The fire chief recommended residents have an emergency kit that includes flashlights with backup batteries, water and nonperishable food items in the case of power outages.
The fire department also took to Facebook Monday afternoon to share safety tips with the public.
“Please remember don’t drive through fast water, don’t run generators indoors, and have a plan for evacuation.
We will survive this together. #LumbertonStrong,” the message reads in part.
Lumberton Public Works Director Robert Armstrong said Monday the department will have crews on standby for storm response “when it is safe to do so.”
Public Works staff also have been working to clear street drains ahead of the storm to prevent flooding, he said.
“We are encouraged that the forecast does not include a heavy amount of rain and the river level before the storm is around 10 feet, which is three feet below minor flood stage,” Armstrong said. “The National Weather Service forecast estimates the river will crest at around 14 feet after the storm which will not have a major impact.”
Public Works has prepared the area around VFW Road in the event of storm-related flooding. Workers from the department have moved dirt where VFW Road and the CSX railroad tracks cross beneath Interstate 95. The city has had Hesco barriers at the site since Hurricane Florence and the excess dirt will be used to extend the barrier and close the opening across the railroad tracks.
Waste collection is to operate on regular schedule Tuesday.
“Curbside rollout waste collection is on track to be picked up on regular schedule tomorrow but we are asking that folks don’t put their cans at the curb until after the winds die down tomorrow morning,” Armstrong said Monday.
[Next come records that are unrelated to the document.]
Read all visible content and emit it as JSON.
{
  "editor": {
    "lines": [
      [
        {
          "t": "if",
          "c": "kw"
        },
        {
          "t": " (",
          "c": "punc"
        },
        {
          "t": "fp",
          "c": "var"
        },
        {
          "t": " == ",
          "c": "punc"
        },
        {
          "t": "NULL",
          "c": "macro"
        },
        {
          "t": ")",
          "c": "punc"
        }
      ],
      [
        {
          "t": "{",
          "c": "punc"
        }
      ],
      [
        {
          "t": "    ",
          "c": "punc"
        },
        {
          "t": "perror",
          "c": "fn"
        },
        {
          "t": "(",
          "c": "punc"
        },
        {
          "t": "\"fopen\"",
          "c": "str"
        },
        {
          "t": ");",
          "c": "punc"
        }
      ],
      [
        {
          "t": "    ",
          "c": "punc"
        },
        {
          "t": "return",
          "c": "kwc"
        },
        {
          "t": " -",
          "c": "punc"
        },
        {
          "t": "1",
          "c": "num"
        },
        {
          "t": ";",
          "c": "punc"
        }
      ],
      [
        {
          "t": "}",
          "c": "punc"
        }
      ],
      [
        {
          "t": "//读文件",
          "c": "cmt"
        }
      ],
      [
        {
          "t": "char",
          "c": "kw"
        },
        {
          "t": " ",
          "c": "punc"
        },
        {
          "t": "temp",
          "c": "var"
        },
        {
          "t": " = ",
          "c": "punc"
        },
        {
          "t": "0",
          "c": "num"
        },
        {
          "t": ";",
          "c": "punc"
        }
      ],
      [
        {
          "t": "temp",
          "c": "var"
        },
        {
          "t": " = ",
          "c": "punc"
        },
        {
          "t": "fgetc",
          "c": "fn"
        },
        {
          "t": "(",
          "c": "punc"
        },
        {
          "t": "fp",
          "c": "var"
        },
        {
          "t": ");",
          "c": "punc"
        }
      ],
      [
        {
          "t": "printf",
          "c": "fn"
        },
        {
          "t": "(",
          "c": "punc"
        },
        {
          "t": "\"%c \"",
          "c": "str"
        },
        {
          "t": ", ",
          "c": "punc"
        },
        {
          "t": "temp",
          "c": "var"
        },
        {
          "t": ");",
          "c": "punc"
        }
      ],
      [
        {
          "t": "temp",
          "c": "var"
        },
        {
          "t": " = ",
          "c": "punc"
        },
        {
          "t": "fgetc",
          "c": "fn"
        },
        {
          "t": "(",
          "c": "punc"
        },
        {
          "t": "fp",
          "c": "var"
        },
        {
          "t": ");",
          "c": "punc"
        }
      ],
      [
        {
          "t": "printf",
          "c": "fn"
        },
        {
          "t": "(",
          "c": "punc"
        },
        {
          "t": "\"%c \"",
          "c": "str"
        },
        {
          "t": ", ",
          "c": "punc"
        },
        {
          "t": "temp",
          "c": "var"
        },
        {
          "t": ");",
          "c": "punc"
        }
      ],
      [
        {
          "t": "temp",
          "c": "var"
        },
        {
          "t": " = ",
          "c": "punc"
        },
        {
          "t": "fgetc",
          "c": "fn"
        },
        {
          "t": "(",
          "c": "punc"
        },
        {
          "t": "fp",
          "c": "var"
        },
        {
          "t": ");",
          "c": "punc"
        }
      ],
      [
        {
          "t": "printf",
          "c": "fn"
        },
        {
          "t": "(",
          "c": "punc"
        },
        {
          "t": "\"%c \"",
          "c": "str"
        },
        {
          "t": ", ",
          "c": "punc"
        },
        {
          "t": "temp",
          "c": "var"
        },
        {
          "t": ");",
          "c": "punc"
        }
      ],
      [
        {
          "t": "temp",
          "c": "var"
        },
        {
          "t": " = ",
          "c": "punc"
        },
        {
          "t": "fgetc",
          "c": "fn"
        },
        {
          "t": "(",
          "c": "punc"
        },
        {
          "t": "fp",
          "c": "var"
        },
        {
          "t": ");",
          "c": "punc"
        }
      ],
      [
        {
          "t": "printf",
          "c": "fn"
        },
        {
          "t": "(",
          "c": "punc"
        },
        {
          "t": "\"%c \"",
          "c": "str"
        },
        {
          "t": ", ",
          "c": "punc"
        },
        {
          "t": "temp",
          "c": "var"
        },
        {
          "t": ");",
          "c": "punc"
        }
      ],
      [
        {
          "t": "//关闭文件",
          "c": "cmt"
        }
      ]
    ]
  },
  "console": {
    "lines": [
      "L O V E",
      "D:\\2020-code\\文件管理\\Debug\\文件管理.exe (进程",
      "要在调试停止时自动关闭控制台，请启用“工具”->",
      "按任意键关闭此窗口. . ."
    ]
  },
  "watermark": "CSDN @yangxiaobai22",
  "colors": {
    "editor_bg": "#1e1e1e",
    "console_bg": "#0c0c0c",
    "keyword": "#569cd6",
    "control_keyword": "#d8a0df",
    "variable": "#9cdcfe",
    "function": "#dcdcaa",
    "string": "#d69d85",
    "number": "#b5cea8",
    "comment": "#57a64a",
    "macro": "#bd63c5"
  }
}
The city’s Electric Utilities Department spent most of Monday finalizing preparations it started Friday for the storm, Director Lamar Brayboy said. The department spent Friday fueling trucks and preparing materials such as chainsaws for storm response.
“We’ll be prepared,” he said.
About six workers were to be ready to respond Monday evening to power outage calls, Brayboy said. Twenty-four other members were to be on call.
“As more calls come in we’ll start bringing in more employees,” he said.
The city serves about 10,000 customers. Outage claims can be made by calling the department at 910-671-3865.
Lumbee River EMC, which serves 21,826 customers in the county, was monitoring the storm’s progress Monday.
“LREMC has been monitoring Isaias and making preparations for the storm’s potential effect on our service area and we encourage you to prepare too! This storm is expected to bring heavy winds, rain, and the potential for power outages,” an online statement read in part Monday.
Outages can be reported by texting OUTAGE to 1-800-683-5571.
Duke Energy was making preparations Monday to serve its 24,384 customers across the county.
“Duke Energy has more than 2,200 workers prepared to respond to power outages. More than 300 Duke Energy workers traveled from the company’s Midwest service territory, and an additional 300 workers will travel from Florida tomorrow to supplement Carolina-based crews in power restoration, if needed,” Grace Rountree, a Duke Energy spokesperson, said Monday.
The company anticipates high winds and heavy rains, which might contribute to downed power lines.
“Stay away from downed power lines,” Rountree said. “You should always assume they are energized and dangerous.”
To report sagging or downed power lines, call 800-452-2777. To report power outages, call Duke Energy Carolinas at 1-800-769-3766 or Duke Energy Progress at 800-419-6356.
Robeson County Sheriff Burnis Wilkins said Monday the Sheriff’s Office is prepared to respond as needed.
“Robeson County Sheriff’s Office staff are preparing for what we hope is just a little rain and wind,” he said. “We are working closely with county Emergency Management as they monitor federal and state information being provided.”
The sheriff urged county residents to remain home and safe.
“We simply ask that no one be on the roads this evening and tonight and remain home or at a safe location,” Wilkins said Monday.
Credit: Source link